As the cost of housing continues to climb, more and more discussion is being had at the highest levels of the need for more widespread affordable housing. However, as a November report from the American Council for an Energy-Efficient Economy (ACEEE) shows, currently available affordable housing lags in energy efficiency upgrades.
The report shows that nearly 28% of households across the country are considered low income. But when it comes to spending on energy-efficient upgrades, these same low income households only receive about 13% of the upgrades.
At the rate that efficiency spending currently is taking place among low income households, it would take 59 years to serve all low-income customers with an average level of efficiency. And for comprehensive energy upgrades that may significantly reduce energy bills and decrease greenhouse gas emissions, it would take even longer.
Why Improvement Is Needed
In many areas, low-income housing is among the oldest and least well-kept property. This means there’s a lot of room for improvement in energy efficiency, so even smaller, inexpensive changes could make a big difference.
Additionally, energy costs make up a large portion of the bills for families of all incomes, but they’re proportionally more for low-income households. The more energy that can be saved by coordinated efforts, the lower these individuals’ energy bills, and the better their financial position may be.
What Can Be Done
First and foremost, states and municipalities need to make improving energy efficiency in affordable housing a priority. If it’s made a priority, it will be integrated into new laws and regulations, applying to both new construction and existing buildings.
Utility companies and municipalities can work together to come up with the money—or seek out grant and rebate money—to tackle crucial projects first. This money can help shore up the energy usage of existing affordable housing, and then new construction can be built with energy efficiency in mind.
Energy Auditing Software for Affordable Housing
At EMAT, we know that improving the energy efficiency of affordable housing starts with determining where the leaks currently exist.

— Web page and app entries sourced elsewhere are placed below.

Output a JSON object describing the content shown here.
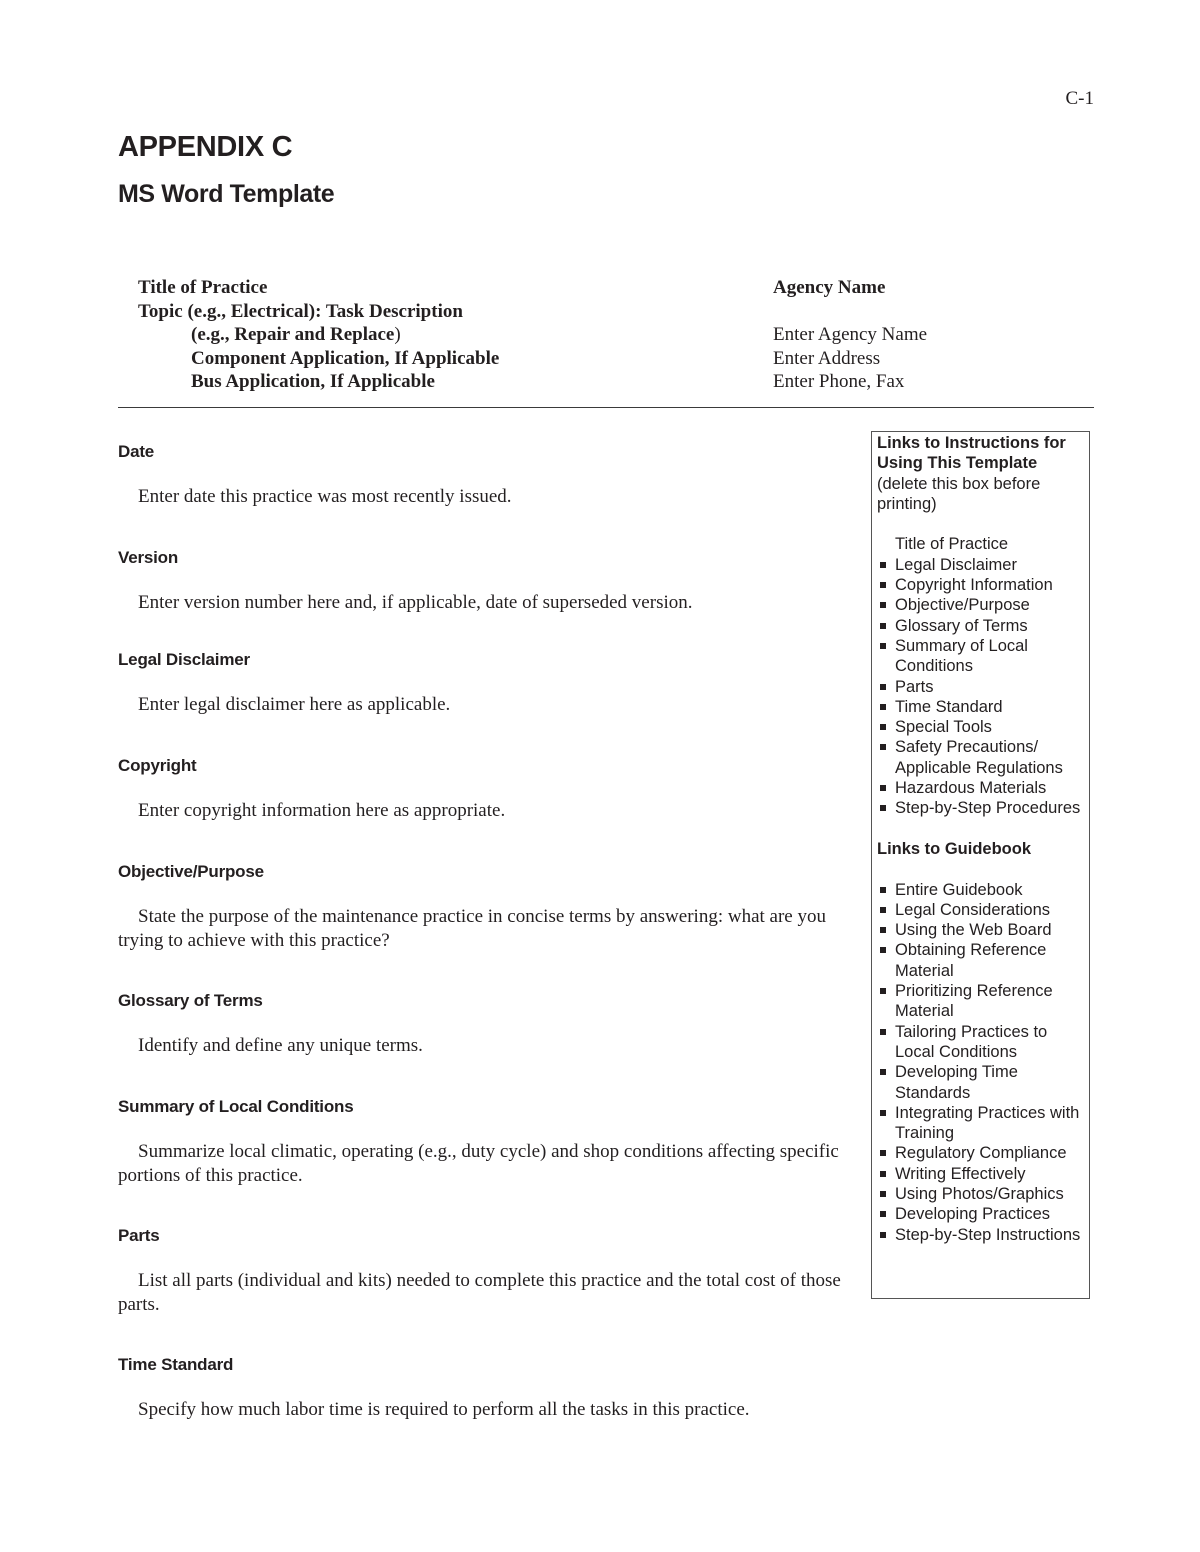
{
  "page_number": "C-1",
  "appendix": {
    "title": "APPENDIX C",
    "subtitle": "MS Word Template"
  },
  "header": {
    "left_lines": [
      "Title of Practice",
      "Topic (e.g., Electrical): Task Description",
      "(e.g., Repair and Replace",
      ")",
      "Component Application, If Applicable",
      "Bus Application, If Applicable"
    ],
    "agency_label": "Agency Name",
    "agency_fields": [
      "Enter Agency Name",
      "Enter Address",
      "Enter Phone, Fax"
    ]
  },
  "sections": [
    {
      "heading": "Date",
      "body": "Enter date this practice was most recently issued."
    },
    {
      "heading": "Version",
      "body": "Enter version number here and, if applicable, date of superseded version."
    },
    {
      "heading": "Legal Disclaimer",
      "body": "Enter legal disclaimer here as applicable."
    },
    {
      "heading": "Copyright",
      "body": "Enter copyright information here as appropriate."
    },
    {
      "heading": "Objective/Purpose",
      "body": "State the purpose of the maintenance practice in concise terms by answering: what are you trying to achieve with this practice?"
    },
    {
      "heading": "Glossary of Terms",
      "body": "Identify and define any unique terms."
    },
    {
      "heading": "Summary of Local Conditions",
      "body": "Summarize local climatic, operating (e.g., duty cycle) and shop conditions affecting specific portions of this practice."
    },
    {
      "heading": "Parts",
      "body": "List all parts (individual and kits) needed to complete this practice and the total cost of those parts."
    },
    {
      "heading": "Time Standard",
      "body": "Specify how much labor time is required to perform all the tasks in this practice."
    }
  ],
  "sidebar": {
    "title": "Links to Instructions for Using This Template",
    "note": "(delete this box before printing)",
    "instruction_links": [
      "Title of Practice",
      "Legal Disclaimer",
      "Copyright Information",
      "Objective/Purpose",
      "Glossary of Terms",
      "Summary of Local Conditions",
      "Parts",
      "Time Standard",
      "Special Tools",
      "Safety Precautions/ Applicable Regulations",
      "Hazardous Materials",
      "Step-by-Step Procedures"
    ],
    "guidebook_title": "Links to Guidebook",
    "guidebook_links": [
      "Entire Guidebook",
      "Legal Considerations",
      "Using the Web Board",
      "Obtaining Reference Material",
      "Prioritizing Reference Material",
      "Tailoring Practices to Local Conditions",
      "Developing Time Standards",
      "Integrating Practices with Training",
      "Regulatory Compliance",
      "Writing Effectively",
      "Using Photos/Graphics",
      "Developing Practices",
      "Step-by-Step Instructions"
    ]
  }
}
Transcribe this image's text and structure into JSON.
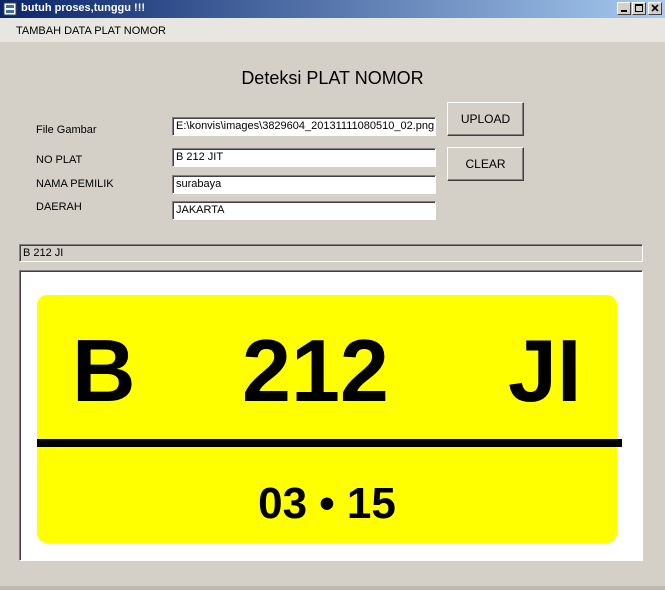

With EMAT Field Auditor, you can quickly and accurately audit the energy needs of any size building, storing data, measurements, and photos while in the field for easy assessment and analysis later. Call today for a demo!